About this task →
What is needed is an exact copy of all the entries.

Source material →
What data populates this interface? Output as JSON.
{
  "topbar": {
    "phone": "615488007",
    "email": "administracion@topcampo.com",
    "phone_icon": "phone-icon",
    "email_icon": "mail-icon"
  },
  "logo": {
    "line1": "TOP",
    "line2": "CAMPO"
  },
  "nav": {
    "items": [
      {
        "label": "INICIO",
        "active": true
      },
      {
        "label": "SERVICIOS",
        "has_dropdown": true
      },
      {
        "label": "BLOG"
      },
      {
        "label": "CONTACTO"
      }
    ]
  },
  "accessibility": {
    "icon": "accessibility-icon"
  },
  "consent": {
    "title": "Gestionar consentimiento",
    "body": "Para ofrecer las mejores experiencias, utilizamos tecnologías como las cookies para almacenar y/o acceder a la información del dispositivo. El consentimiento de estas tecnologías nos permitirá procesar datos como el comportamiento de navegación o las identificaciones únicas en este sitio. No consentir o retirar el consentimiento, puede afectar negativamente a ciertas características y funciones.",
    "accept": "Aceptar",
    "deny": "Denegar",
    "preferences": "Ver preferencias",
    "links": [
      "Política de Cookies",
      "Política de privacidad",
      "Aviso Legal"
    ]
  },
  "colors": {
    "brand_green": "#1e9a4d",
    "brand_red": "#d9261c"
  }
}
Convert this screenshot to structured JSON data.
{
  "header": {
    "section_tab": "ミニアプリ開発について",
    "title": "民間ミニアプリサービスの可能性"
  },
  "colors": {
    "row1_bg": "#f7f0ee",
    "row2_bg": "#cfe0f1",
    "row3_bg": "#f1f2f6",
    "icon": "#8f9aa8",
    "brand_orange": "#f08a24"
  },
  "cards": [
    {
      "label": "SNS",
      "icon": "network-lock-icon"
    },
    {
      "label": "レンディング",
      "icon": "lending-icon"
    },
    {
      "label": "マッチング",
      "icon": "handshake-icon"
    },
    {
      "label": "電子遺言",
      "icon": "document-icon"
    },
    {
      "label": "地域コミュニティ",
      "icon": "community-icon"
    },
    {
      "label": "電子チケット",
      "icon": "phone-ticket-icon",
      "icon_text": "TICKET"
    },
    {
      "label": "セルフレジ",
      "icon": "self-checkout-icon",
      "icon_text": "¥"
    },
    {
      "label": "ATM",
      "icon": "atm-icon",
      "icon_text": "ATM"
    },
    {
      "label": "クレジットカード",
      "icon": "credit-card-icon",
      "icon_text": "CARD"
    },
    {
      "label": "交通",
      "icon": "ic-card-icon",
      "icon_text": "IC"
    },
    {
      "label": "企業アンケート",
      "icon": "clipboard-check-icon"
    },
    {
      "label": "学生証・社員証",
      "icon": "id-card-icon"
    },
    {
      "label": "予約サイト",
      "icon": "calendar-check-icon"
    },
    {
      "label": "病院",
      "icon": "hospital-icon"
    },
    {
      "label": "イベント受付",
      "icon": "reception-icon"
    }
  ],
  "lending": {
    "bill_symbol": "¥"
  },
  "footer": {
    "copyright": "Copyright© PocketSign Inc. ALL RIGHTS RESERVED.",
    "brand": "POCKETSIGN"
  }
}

Solution for this task →
What data populates this interface? Output as JSON.
{
  "topbar": {
    "phone": "615488007",
    "email": "administracion@topcampo.com",
    "phone_icon": "phone-icon",
    "email_icon": "mail-icon"
  },
  "logo": {
    "line1": "TOP",
    "line2": "CAMPO"
  },
  "nav": {
    "items": [
      {
        "label": "INICIO",
        "active": true
      },
      {
        "label": "SERVICIOS",
        "has_dropdown": true
      },
      {
        "label": "BLOG"
      },
      {
        "label": "CONTACTO"
      }
    ]
  },
  "accessibility": {
    "icon": "accessibility-icon"
  },
  "consent": {
    "title": "Gestionar consentimiento",
    "body": "Para ofrecer las mejores experiencias, utilizamos tecnologías como las cookies para almacenar y/o acceder a la información del dispositivo. El consentimiento de estas tecnologías nos permitirá procesar datos como el comportamiento de navegación o las identificaciones únicas en este sitio. No consentir o retirar el consentimiento, puede afectar negativamente a ciertas características y funciones.",
    "accept": "Aceptar",
    "deny": "Denegar",
    "preferences": "Ver preferencias",
    "links": [
      "Política de Cookies",
      "Política de privacidad",
      "Aviso Legal"
    ]
  },
  "colors": {
    "brand_green": "#1e9a4d",
    "brand_red": "#d9261c"
  }
}
Convert this screenshot to structured JSON data.
{
  "header": {
    "section_tab": "ミニアプリ開発について",
    "title": "民間ミニアプリサービスの可能性"
  },
  "colors": {
    "row1_bg": "#f7f0ee",
    "row2_bg": "#cfe0f1",
    "row3_bg": "#f1f2f6",
    "icon": "#8f9aa8",
    "brand_orange": "#f08a24"
  },
  "cards": [
    {
      "label": "SNS",
      "icon": "network-lock-icon"
    },
    {
      "label": "レンディング",
      "icon": "lending-icon"
    },
    {
      "label": "マッチング",
      "icon": "handshake-icon"
    },
    {
      "label": "電子遺言",
      "icon": "document-icon"
    },
    {
      "label": "地域コミュニティ",
      "icon": "community-icon"
    },
    {
      "label": "電子チケット",
      "icon": "phone-ticket-icon",
      "icon_text": "TICKET"
    },
    {
      "label": "セルフレジ",
      "icon": "self-checkout-icon",
      "icon_text": "¥"
    },
    {
      "label": "ATM",
      "icon": "atm-icon",
      "icon_text": "ATM"
    },
    {
      "label": "クレジットカード",
      "icon": "credit-card-icon",
      "icon_text": "CARD"
    },
    {
      "label": "交通",
      "icon": "ic-card-icon",
      "icon_text": "IC"
    },
    {
      "label": "企業アンケート",
      "icon": "clipboard-check-icon"
    },
    {
      "label": "学生証・社員証",
      "icon": "id-card-icon"
    },
    {
      "label": "予約サイト",
      "icon": "calendar-check-icon"
    },
    {
      "label": "病院",
      "icon": "hospital-icon"
    },
    {
      "label": "イベント受付",
      "icon": "reception-icon"
    }
  ],
  "lending": {
    "bill_symbol": "¥"
  },
  "footer": {
    "copyright": "Copyright© PocketSign Inc. ALL RIGHTS RESERVED.",
    "brand": "POCKETSIGN"
  }
}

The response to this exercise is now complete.